- [Task]: Your reply should hold only the lines from the records below where "house" occurs.

- [Source records]:
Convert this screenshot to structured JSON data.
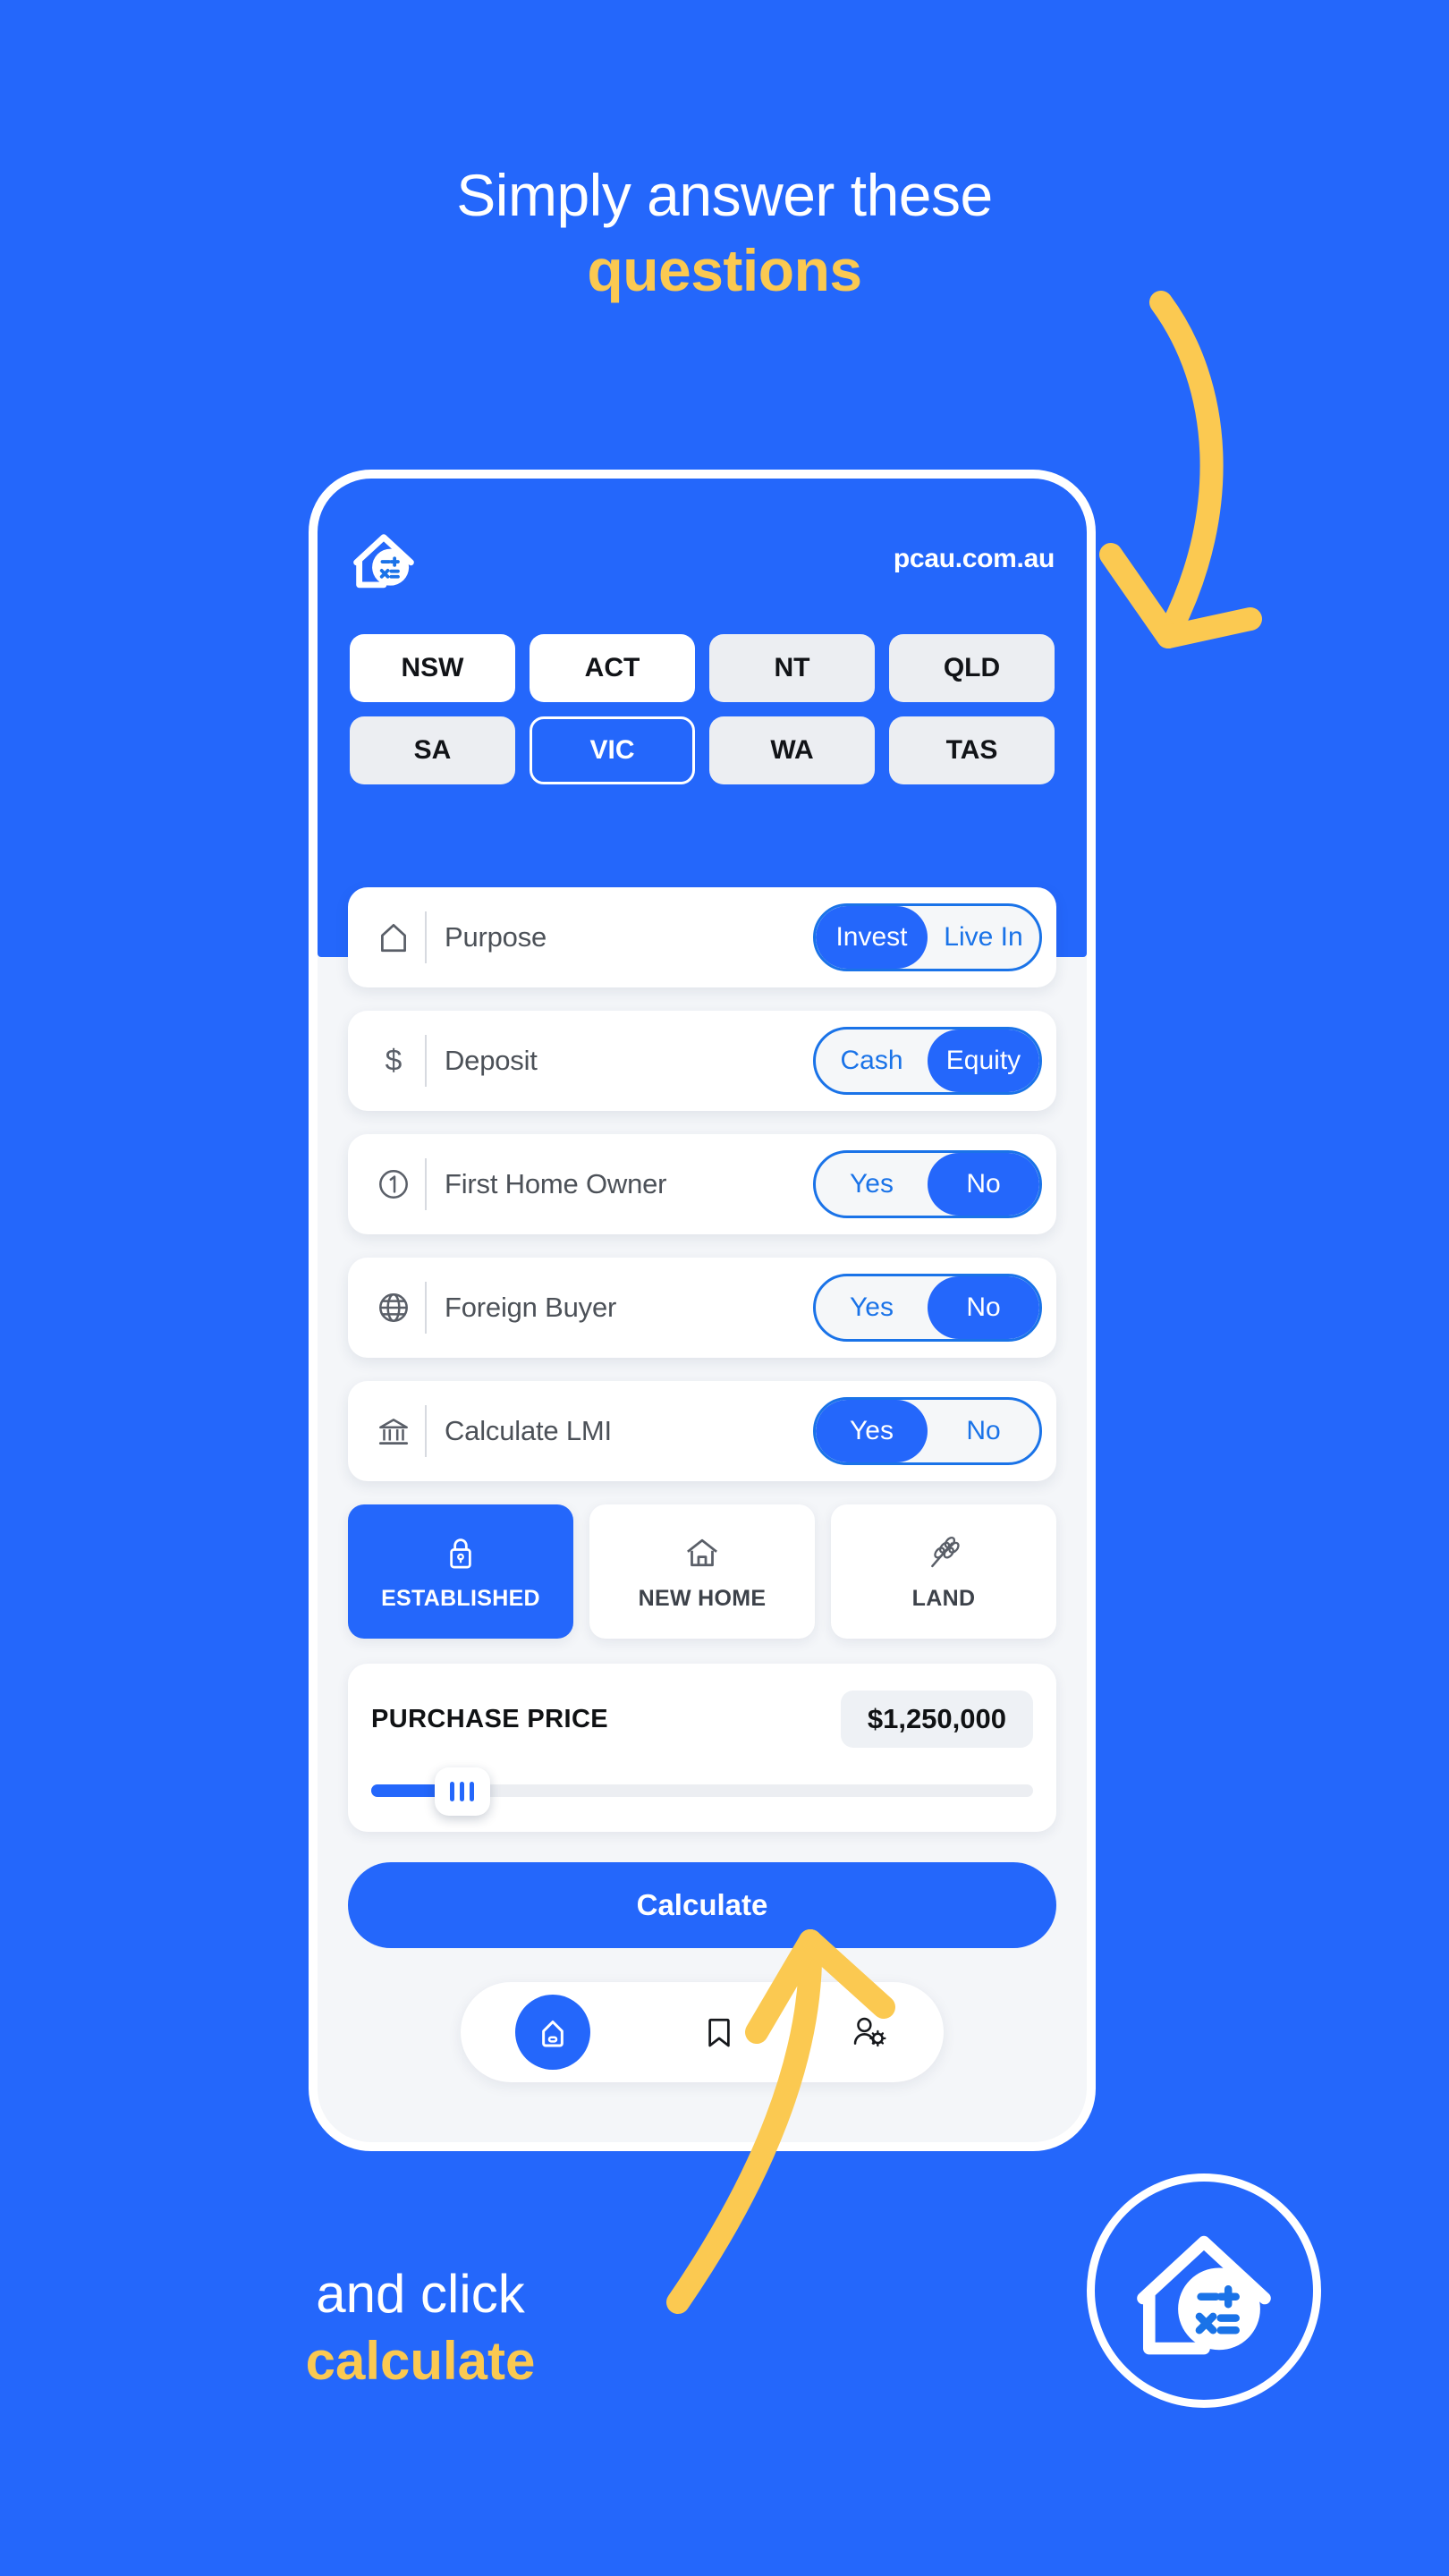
{
  "colors": {
    "brand_blue": "#2467fb",
    "accent_yellow": "#fbc951",
    "white": "#ffffff",
    "light_grey": "#f4f6f9",
    "chip_grey": "#eceef2"
  },
  "promo": {
    "top_line1": "Simply answer these",
    "top_line2": "questions",
    "bottom_line1": "and click",
    "bottom_line2": "calculate"
  },
  "phone": {
    "header": {
      "logo_icon": "house-calculator-logo-icon",
      "url": "pcau.com.au"
    },
    "states": [
      {
        "label": "NSW",
        "style": "white"
      },
      {
        "label": "ACT",
        "style": "white"
      },
      {
        "label": "NT",
        "style": "dim"
      },
      {
        "label": "QLD",
        "style": "dim"
      },
      {
        "label": "SA",
        "style": "dim"
      },
      {
        "label": "VIC",
        "style": "active"
      },
      {
        "label": "WA",
        "style": "dim"
      },
      {
        "label": "TAS",
        "style": "dim"
      }
    ],
    "selected_state": "VIC",
    "options": [
      {
        "icon": "house-outline-icon",
        "label": "Purpose",
        "left_option": "Invest",
        "right_option": "Live In",
        "selected": "Invest"
      },
      {
        "icon": "dollar-sign-icon",
        "label": "Deposit",
        "left_option": "Cash",
        "right_option": "Equity",
        "selected": "Equity"
      },
      {
        "icon": "circled-one-icon",
        "label": "First Home Owner",
        "left_option": "Yes",
        "right_option": "No",
        "selected": "No"
      },
      {
        "icon": "globe-icon",
        "label": "Foreign Buyer",
        "left_option": "Yes",
        "right_option": "No",
        "selected": "No"
      },
      {
        "icon": "bank-icon",
        "label": "Calculate LMI",
        "left_option": "Yes",
        "right_option": "No",
        "selected": "Yes"
      }
    ],
    "property_types": [
      {
        "label": "ESTABLISHED",
        "icon": "lock-icon",
        "active": true
      },
      {
        "label": "NEW HOME",
        "icon": "house-icon",
        "active": false
      },
      {
        "label": "LAND",
        "icon": "wheat-icon",
        "active": false
      }
    ],
    "price": {
      "title": "PURCHASE PRICE",
      "value": "$1,250,000",
      "slider_percent": 12
    },
    "calculate_label": "Calculate",
    "nav": [
      {
        "icon": "home-icon",
        "active": true
      },
      {
        "icon": "bookmark-icon",
        "active": false
      },
      {
        "icon": "account-settings-icon",
        "active": false
      }
    ]
  },
  "badge": {
    "icon": "house-calculator-logo-icon"
  }
}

- [Written response]:
      "logo_icon": "house-calculator-logo-icon",
        "icon": "house-outline-icon",
        "icon": "house-icon",
    "icon": "house-calculator-logo-icon"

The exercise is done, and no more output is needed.